Child internet addiction like ”habitual cocaine” use

Child internet addiction like ”habitual cocaine” use

The amount of hours children spend in front of a screen correlate with addictive behaviours, depression and unhealthy lifestyles says research.

Quoting research from psychologist Dr Aric Sigman’s paper in the journal Archives of Disease in Childhood, former Tory children’s minister Tim Loughton said that child internet addiction could cause “brain changes like those seen in alcoholics and habitual cocaine users.”

The American Academy of Pediatrics reported on “Facebook depression”, which revealed an “increased risk of disengagement and vulnerability to victimisation after high levels of screen time in early childhood” as well as an “impaired ability to express empathy”.

A US study, citing data gathered from 2,623 children, published in the journal of pediatrics also found those who watch TV at the ages of one to three years had “significantly increased risk of developing attentional problems by the time they were seven years old.”

Mr Loughton wrote an essay for children’s charity 4Children which set out a 10-point plan of action that could be taken to “strengthen” families’ calls for the relationship between state and families to be rebalanced.

“Growing up in Britain today is more challenging today then ever before.
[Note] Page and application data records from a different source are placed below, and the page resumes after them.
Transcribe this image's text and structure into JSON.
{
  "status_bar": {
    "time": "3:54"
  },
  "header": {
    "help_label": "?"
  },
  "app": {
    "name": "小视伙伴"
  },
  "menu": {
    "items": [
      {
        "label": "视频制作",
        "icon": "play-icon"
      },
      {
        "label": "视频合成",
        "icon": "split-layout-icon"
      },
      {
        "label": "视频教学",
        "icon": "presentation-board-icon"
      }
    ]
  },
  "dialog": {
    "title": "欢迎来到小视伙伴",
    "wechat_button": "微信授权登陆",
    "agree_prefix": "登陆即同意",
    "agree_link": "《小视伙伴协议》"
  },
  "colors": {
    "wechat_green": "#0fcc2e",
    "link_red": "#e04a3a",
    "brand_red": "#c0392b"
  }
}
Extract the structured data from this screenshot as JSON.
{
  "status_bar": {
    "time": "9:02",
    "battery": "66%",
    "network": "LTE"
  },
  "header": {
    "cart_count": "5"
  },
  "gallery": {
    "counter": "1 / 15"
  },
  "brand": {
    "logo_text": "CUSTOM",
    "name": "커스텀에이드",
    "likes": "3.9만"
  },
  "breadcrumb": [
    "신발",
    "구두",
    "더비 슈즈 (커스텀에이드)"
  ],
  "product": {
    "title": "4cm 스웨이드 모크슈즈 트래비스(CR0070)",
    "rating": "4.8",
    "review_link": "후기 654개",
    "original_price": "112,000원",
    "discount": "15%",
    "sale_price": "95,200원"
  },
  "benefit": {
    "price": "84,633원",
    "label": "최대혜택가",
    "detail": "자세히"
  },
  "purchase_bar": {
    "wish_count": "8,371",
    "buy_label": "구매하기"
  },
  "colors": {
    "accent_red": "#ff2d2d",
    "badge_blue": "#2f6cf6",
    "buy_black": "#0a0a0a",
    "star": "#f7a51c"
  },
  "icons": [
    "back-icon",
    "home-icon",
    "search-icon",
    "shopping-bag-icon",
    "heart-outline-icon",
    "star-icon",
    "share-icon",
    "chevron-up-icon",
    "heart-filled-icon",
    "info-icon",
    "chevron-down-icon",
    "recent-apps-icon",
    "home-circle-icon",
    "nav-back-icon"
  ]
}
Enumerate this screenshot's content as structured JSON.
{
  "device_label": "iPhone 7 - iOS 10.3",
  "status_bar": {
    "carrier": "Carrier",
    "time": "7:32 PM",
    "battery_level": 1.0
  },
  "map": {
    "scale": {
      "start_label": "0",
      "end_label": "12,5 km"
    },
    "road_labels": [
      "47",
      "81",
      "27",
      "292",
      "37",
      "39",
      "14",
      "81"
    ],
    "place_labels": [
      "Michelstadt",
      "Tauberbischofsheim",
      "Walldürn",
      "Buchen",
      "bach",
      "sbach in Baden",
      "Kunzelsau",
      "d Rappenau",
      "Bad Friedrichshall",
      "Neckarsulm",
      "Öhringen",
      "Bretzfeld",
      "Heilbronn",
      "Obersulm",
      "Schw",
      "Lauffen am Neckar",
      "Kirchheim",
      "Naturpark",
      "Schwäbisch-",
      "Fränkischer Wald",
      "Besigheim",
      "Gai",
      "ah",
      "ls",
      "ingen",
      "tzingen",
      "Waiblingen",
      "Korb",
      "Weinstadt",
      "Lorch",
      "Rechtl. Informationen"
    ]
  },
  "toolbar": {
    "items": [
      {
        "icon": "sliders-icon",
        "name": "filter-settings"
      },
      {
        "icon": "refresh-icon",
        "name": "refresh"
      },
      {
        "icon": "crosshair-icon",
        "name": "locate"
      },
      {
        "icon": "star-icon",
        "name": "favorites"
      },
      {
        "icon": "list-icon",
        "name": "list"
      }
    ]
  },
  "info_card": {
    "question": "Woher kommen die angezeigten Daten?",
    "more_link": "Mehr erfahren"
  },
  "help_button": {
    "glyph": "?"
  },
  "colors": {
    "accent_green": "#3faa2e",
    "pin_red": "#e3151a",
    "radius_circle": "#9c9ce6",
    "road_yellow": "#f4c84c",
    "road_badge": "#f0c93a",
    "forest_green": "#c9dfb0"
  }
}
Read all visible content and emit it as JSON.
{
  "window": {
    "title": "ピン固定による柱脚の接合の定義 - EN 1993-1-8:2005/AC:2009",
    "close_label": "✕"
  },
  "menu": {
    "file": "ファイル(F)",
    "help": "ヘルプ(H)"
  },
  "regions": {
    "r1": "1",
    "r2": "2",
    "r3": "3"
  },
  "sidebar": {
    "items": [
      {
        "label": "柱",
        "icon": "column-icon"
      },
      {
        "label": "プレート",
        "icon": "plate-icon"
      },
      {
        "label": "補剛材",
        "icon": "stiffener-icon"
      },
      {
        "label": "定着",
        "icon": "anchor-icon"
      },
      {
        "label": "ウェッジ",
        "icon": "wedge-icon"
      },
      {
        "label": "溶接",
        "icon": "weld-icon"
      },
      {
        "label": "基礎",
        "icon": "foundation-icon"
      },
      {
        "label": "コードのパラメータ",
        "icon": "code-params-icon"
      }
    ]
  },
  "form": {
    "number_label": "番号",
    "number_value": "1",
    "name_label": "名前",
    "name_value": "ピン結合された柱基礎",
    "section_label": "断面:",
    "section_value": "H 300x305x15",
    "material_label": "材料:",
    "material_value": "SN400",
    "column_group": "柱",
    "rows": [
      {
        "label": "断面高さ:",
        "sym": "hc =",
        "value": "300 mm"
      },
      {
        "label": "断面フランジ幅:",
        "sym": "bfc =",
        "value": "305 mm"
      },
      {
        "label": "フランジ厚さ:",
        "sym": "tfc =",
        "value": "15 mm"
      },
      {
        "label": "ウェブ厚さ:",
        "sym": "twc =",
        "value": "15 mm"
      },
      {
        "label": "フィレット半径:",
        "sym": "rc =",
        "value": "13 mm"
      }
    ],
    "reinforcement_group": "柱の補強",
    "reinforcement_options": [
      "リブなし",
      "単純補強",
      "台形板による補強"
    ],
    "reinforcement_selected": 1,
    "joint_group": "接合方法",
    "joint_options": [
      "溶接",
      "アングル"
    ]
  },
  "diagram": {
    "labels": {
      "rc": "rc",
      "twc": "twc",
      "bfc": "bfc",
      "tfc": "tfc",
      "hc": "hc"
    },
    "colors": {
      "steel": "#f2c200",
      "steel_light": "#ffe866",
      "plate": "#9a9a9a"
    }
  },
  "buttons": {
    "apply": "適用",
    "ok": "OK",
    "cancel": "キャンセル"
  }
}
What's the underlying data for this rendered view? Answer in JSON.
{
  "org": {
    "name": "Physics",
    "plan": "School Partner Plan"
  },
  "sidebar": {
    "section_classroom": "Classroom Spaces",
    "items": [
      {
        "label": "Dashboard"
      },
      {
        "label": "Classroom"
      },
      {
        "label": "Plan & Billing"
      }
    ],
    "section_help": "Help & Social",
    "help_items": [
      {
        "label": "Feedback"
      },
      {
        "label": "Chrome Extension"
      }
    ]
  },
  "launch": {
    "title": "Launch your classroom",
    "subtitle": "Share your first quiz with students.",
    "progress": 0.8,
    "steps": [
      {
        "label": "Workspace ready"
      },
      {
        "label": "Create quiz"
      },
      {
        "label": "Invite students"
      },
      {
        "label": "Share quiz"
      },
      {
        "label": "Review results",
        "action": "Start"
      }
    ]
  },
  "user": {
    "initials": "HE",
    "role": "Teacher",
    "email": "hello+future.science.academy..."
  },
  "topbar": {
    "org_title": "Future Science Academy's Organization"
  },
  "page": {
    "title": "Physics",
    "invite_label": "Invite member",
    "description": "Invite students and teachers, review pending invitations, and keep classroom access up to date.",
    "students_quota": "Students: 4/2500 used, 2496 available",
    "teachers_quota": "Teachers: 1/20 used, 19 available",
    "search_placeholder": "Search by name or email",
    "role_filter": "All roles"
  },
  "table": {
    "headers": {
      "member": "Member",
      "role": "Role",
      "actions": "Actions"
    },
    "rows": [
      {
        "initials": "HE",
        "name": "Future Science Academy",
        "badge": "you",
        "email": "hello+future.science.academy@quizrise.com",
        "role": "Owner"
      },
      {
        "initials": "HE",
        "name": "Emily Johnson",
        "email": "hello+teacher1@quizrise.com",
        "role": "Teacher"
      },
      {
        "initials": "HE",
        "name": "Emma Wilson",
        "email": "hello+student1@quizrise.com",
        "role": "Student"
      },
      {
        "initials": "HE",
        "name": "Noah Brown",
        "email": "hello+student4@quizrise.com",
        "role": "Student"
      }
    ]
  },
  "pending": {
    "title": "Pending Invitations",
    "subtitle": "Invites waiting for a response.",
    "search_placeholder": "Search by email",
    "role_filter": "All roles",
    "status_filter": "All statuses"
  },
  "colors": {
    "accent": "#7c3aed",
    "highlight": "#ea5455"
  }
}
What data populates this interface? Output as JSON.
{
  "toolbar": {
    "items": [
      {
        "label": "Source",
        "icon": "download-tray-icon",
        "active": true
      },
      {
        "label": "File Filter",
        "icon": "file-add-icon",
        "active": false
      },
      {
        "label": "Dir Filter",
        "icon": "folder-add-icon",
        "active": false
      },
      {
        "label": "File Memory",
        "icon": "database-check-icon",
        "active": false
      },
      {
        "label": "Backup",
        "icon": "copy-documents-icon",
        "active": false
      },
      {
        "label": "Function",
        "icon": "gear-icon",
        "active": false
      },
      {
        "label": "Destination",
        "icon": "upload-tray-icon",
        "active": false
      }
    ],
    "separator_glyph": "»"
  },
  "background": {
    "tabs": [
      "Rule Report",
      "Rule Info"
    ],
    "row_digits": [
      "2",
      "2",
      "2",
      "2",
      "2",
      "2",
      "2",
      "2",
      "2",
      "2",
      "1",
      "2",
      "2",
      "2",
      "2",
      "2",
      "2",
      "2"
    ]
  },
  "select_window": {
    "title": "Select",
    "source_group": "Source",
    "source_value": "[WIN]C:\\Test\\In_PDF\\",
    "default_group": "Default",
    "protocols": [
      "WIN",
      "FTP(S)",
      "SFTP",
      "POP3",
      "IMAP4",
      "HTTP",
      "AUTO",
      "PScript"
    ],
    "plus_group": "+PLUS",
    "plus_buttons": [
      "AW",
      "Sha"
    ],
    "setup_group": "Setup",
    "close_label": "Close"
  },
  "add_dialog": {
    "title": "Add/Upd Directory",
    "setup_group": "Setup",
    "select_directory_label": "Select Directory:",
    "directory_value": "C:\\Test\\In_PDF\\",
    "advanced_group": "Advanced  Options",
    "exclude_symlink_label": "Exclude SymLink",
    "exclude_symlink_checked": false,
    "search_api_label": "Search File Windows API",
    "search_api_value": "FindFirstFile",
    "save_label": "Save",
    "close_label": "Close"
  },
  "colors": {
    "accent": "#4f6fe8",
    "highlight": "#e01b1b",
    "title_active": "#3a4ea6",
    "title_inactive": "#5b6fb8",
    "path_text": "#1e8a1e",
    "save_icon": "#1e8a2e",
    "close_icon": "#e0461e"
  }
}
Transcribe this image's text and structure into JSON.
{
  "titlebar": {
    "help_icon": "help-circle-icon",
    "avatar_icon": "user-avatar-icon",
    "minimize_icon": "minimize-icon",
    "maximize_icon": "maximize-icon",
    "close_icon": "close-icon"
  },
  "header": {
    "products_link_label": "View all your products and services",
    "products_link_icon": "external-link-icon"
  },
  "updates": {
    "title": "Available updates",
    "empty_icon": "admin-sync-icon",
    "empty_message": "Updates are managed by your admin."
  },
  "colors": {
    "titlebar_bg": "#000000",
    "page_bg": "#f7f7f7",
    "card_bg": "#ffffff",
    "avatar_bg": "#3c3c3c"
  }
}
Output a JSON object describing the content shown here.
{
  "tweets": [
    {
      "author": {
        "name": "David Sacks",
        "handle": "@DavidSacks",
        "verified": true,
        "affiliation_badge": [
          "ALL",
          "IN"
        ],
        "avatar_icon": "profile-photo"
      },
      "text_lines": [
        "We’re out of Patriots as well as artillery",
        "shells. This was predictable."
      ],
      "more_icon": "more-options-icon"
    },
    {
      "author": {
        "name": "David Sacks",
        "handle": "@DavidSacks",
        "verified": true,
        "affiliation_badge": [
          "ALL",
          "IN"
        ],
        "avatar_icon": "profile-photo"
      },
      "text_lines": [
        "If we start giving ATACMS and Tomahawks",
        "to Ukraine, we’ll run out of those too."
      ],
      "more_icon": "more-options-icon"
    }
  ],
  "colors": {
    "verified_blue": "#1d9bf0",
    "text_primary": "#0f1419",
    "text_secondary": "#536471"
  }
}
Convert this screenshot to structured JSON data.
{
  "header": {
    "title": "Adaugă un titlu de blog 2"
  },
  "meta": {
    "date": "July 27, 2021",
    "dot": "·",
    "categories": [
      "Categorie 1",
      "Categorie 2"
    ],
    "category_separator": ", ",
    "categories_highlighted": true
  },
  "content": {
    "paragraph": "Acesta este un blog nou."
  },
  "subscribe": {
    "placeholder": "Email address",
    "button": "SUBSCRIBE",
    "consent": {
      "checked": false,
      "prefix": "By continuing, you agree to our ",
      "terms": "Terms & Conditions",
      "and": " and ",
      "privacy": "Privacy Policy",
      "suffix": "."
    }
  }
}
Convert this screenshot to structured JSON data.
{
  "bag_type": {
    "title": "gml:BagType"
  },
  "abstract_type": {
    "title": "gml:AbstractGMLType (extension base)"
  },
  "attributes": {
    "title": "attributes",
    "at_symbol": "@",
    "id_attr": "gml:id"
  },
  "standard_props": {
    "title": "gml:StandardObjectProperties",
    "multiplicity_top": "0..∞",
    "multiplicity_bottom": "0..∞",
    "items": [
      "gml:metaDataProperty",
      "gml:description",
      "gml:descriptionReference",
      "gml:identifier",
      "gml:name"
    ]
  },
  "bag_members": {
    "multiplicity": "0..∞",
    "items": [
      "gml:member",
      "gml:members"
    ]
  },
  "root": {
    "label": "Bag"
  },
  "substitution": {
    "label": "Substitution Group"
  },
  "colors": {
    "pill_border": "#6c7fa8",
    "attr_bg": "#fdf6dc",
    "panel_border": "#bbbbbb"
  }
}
Pressures to get into the chosen school; to perform well at the right school; to ‘look cool'; to be resilient in the light of peer pressure; and to safeguard integrity both on and off social media – the many faceted phenomena of the commercialisation and sexualisation of childhood – are all everyday challenges that our children and young people have to deal with from an early age.”

Public Health England (PHE) last year launched a government campaign in light of initial reports to encourage families to limit screen time as well as building activities into their day.

PHE’s director of health and wellbeing, Kevin Fenton said: “There are many complex factors that affect a child’s wellbeing such as the wider environment they live in and their social, financial and family circumstances, but there are also some very simple things we can do to help improve their health and wellbeing.”

Government health leaders are using evidence gathered from research to support the message that “more physical activity will make children more likely to concentrate in school, enjoy better relationships with classmates and be less worried, anxious or depressed”.